— From homily on the Last Sunday after Pentecost, 2013,
Fr. Richard G. Cipolla,
Saint Mary’s Norwalk, Connecticut.

(h/t to Rorate Cæli)

The Cat’s Back

Knockfarrel Hill or Drumchatt (Druimchat) or "the Cat's Back", a ridge to the southeast of Strathpeffer, Ross and Cromarty, Highland, Scotland.
Knockfarrel Hill or Drumchatt (Druimchat) or “the Cat’s Back”, a ridge to the southeast of Strathpeffer, Ross and Cromarty, Highland, Scotland.

Thereafter, some of the islanders and the Clandonald met with Clankeinzie at a place in Ross called Drumchatt, where ensued a sharp skirmish; bot in the even the ilanders wer put to the worst, and chassed out of Rosse at that tyme.

— Genealogical History of the Earldom of Sutherland, Sir Robert Gordon, 1625.

Archbishop Lefebvre Himself

Fr. John Hunwicke.
Fr. John Hunwicke.

[T]he heart of Archbishop Lefebvre himself would have been melted by the entire liturgical effect. Fr. John Hunwicke on the newly-approved Ordinariate Ordo Missæ Vigil Mass to be debuted on the eve of Advent Sunday at the Church of the Holy Rood in Oxford.

* * *

Fr. Hunwicke has evidently resumed blogging at Fr Hunwicke’s Mutual Enrichment. Deo gratias! Fr. Hunwicke was for nearly three decades at Lancing College; where he taught Latin and Greek language and literature, was Head of Theology, and Assistant Chaplain. He has served three curacies, been a Parish Priest, and Senior Research Fellow at Pusey House in Oxford. He is now incardinated into the Personal Ordinariate of our Lady of Walsingham.

The Gentle Birth of Colum, Our Cleric

Stained glass window in Iona Abbey depicting St. Columba.
Stained glass window in Iona Abbey depicting St. Columba.

Kal. iv. A.D. 518

Battle of Detna, in Droma-Bregh, in which fell Ardgal, son of Conall Crimhthann, son of Niall. Muircertach Mac Earca, and Colga, son of Cloith, son of Crunn, son of Fedhlimidh, King of Airghiall, were the victors.

Buti, son of Bronach, died, and Colum Cille was born, of whom was said:—

  1. The gentle birth of Colum, our cleric,
    To-day over noble Erinn;
    On the same day occurred — no arrogant saying—
    The bright, victorious death of the son of Bronach.
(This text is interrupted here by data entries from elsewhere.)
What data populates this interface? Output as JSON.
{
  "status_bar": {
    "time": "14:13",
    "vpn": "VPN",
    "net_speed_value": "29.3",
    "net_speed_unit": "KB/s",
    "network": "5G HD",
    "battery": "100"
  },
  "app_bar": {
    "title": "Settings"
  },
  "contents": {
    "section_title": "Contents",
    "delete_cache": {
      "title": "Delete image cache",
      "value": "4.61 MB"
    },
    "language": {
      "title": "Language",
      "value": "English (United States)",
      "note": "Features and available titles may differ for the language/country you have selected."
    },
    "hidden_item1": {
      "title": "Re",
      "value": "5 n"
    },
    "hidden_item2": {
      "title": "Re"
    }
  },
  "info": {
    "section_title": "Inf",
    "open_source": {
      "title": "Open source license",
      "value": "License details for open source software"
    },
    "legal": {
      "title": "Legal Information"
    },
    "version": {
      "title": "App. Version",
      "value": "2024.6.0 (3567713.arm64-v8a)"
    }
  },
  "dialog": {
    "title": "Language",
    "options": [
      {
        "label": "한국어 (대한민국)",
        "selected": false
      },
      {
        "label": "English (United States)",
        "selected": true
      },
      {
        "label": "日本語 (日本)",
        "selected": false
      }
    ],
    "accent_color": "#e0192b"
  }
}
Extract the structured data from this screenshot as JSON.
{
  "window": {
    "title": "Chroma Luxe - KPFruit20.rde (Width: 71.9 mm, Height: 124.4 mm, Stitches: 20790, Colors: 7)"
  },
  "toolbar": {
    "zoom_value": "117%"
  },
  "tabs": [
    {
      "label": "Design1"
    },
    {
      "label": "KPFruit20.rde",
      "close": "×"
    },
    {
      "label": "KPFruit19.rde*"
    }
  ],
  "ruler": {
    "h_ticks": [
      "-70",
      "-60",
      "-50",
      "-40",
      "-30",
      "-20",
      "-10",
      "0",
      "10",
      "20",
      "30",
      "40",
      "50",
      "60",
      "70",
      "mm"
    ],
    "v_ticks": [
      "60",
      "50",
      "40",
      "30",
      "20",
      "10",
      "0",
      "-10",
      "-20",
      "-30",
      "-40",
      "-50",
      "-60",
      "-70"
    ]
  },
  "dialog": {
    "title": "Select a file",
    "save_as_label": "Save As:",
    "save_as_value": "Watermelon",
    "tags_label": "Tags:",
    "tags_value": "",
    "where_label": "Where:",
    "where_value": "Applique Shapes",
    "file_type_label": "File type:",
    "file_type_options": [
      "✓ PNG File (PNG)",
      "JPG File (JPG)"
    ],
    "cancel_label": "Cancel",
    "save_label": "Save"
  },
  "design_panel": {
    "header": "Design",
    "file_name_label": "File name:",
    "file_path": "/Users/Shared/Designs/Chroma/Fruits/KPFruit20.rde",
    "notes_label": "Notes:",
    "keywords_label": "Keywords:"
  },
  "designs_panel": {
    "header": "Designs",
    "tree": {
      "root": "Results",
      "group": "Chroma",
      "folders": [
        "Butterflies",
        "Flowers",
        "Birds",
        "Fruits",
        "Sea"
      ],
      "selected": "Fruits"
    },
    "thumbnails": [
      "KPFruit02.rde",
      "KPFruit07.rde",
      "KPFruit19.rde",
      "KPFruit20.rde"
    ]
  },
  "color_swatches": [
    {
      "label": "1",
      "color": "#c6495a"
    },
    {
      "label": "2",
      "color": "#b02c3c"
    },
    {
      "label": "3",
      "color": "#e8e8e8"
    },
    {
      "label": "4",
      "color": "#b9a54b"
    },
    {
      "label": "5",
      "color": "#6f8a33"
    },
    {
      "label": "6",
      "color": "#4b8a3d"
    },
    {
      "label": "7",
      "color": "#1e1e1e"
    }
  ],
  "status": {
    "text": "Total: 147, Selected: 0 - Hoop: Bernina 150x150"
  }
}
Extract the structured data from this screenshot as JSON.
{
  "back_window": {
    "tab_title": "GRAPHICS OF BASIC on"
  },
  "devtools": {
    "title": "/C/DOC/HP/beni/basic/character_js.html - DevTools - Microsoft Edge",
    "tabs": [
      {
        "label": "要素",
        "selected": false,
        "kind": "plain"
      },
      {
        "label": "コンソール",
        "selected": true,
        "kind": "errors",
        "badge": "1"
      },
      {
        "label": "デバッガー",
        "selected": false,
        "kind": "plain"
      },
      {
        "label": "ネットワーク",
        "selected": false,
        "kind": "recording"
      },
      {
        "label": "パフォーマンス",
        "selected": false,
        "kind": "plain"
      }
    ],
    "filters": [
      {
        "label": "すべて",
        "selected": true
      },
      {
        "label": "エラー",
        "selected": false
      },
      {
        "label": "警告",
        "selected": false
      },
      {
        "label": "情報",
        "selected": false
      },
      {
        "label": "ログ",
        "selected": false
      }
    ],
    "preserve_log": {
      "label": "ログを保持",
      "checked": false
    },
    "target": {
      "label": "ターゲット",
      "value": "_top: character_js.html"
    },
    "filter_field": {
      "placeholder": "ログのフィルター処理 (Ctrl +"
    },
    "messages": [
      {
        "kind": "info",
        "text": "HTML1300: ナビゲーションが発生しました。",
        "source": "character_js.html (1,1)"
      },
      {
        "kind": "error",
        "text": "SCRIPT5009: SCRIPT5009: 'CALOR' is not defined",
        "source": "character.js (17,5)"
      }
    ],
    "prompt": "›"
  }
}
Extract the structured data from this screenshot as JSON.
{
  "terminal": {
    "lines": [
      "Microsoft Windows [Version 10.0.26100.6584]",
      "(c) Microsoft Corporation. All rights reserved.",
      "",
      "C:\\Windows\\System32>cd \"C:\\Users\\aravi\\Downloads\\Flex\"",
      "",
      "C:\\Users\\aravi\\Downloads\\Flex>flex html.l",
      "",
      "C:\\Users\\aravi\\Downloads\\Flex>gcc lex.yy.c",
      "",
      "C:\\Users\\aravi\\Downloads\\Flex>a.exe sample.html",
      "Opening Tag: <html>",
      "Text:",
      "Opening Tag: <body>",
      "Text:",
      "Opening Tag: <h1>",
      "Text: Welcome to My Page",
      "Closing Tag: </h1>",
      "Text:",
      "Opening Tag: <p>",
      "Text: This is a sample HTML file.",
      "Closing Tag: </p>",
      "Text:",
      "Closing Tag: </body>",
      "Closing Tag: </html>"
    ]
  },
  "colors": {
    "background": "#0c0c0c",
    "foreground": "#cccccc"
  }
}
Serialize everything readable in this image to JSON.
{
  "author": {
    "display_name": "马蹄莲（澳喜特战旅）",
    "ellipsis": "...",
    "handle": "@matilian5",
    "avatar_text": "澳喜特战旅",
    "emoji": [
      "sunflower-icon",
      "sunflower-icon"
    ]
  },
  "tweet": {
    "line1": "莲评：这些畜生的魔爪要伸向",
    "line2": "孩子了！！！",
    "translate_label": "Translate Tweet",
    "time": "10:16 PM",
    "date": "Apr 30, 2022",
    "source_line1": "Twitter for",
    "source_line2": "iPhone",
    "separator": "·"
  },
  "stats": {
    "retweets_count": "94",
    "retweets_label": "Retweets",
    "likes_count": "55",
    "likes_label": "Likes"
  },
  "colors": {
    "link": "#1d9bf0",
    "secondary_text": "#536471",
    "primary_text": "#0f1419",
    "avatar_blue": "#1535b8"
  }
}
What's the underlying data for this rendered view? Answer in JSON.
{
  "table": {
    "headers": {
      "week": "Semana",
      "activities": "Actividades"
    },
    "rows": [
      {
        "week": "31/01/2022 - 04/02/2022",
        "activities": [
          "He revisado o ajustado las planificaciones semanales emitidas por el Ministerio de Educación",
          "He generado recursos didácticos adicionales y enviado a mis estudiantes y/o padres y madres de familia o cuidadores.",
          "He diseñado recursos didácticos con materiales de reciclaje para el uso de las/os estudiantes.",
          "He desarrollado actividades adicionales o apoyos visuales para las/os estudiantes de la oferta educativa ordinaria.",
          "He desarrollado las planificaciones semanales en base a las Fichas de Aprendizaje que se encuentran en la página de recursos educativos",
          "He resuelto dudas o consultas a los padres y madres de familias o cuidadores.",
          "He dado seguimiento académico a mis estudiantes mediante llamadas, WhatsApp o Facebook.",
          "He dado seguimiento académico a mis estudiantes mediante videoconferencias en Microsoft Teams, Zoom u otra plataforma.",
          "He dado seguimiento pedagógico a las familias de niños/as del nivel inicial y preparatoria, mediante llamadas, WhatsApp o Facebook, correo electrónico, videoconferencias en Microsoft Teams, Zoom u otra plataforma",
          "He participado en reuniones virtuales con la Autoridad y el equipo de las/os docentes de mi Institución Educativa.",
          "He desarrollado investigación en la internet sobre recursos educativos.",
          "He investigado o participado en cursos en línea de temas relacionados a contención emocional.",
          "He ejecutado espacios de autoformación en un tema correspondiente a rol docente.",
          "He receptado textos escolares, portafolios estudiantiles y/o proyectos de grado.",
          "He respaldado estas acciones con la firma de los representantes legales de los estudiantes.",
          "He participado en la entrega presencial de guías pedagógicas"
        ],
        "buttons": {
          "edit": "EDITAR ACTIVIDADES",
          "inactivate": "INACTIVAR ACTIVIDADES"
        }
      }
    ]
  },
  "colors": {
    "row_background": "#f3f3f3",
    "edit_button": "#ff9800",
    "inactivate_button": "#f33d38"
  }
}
Ailill, Abbot of Ardmacha, slept.

Beoid, Bishop of Ardcarna, rested.

— Chronicon Scotorum, Annal CS518.

The Great House

The Great House at Shirley Plantation, Charles City County, Virginia, c. 1900-1906.
The Great House at Shirley Plantation, Charles City County, Virginia, c. 1900-1906.